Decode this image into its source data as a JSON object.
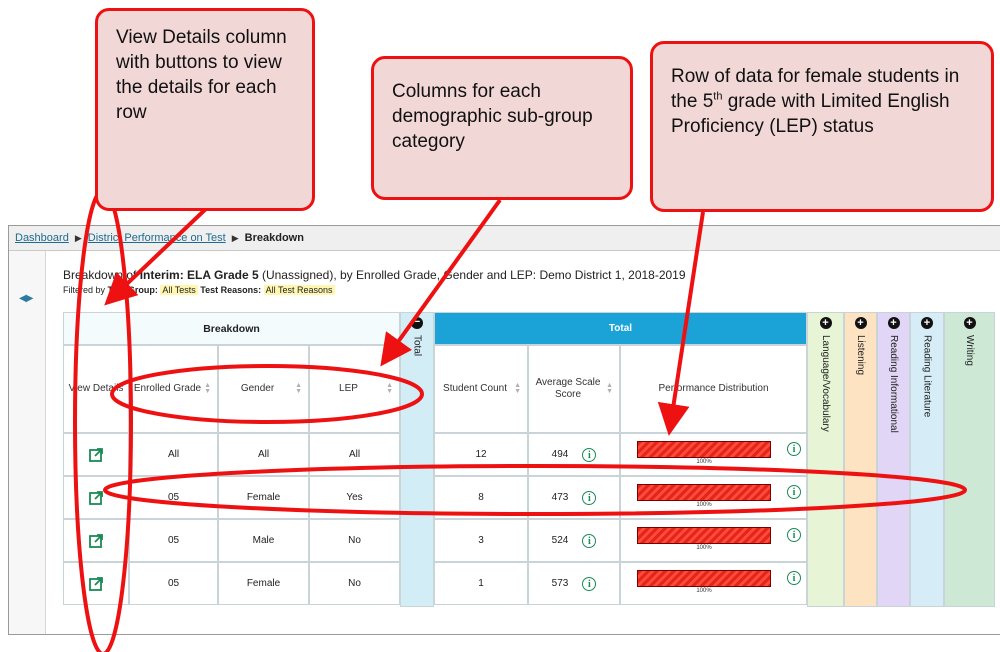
{
  "callouts": {
    "view_details": "View Details column with buttons to view the details for each row",
    "columns": "Columns for each demographic sub-group category",
    "row_pre": "Row of data for female students in the 5",
    "row_sup": "th",
    "row_post": " grade with Limited English Proficiency (LEP) status"
  },
  "breadcrumb": {
    "dashboard": "Dashboard",
    "district": "District Performance on Test",
    "current": "Breakdown"
  },
  "headline": {
    "prefix": "Breakdown of ",
    "test": "Interim: ELA Grade 5",
    "suffix": " (Unassigned), by Enrolled Grade, Gender and LEP: Demo District 1, 2018-2019"
  },
  "filters": {
    "label": "Filtered by",
    "group_label": "Test Group:",
    "group_value": "All Tests",
    "reasons_label": "Test Reasons:",
    "reasons_value": "All Test Reasons"
  },
  "table": {
    "breakdown_header": "Breakdown",
    "total_header": "Total",
    "total_vertical": "Total",
    "columns": {
      "view_details": "View Details",
      "enrolled_grade": "Enrolled Grade",
      "gender": "Gender",
      "lep": "LEP",
      "student_count": "Student Count",
      "avg_scale": "Average Scale Score",
      "perf_dist": "Performance Distribution"
    },
    "rows": [
      {
        "grade": "All",
        "gender": "All",
        "lep": "All",
        "count": "12",
        "score": "494",
        "dist": "100%"
      },
      {
        "grade": "05",
        "gender": "Female",
        "lep": "Yes",
        "count": "8",
        "score": "473",
        "dist": "100%"
      },
      {
        "grade": "05",
        "gender": "Male",
        "lep": "No",
        "count": "3",
        "score": "524",
        "dist": "100%"
      },
      {
        "grade": "05",
        "gender": "Female",
        "lep": "No",
        "count": "1",
        "score": "573",
        "dist": "100%"
      }
    ],
    "claims": [
      {
        "label": "Language/Vocabulary",
        "color": "#e7f4d6"
      },
      {
        "label": "Listening",
        "color": "#fde3c2"
      },
      {
        "label": "Reading Informational",
        "color": "#e1d6f6"
      },
      {
        "label": "Reading Literature",
        "color": "#d6edf7"
      },
      {
        "label": "Writing",
        "color": "#cde9d6"
      }
    ]
  },
  "colors": {
    "accent": "#1ba3d8",
    "annotation": "#ee1111",
    "bar": "#e3261a"
  }
}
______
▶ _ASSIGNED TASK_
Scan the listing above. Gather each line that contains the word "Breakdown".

▶ _REPLY_
    "current": "Breakdown"
    "prefix": "Breakdown of ",
    "breakdown_header": "Breakdown",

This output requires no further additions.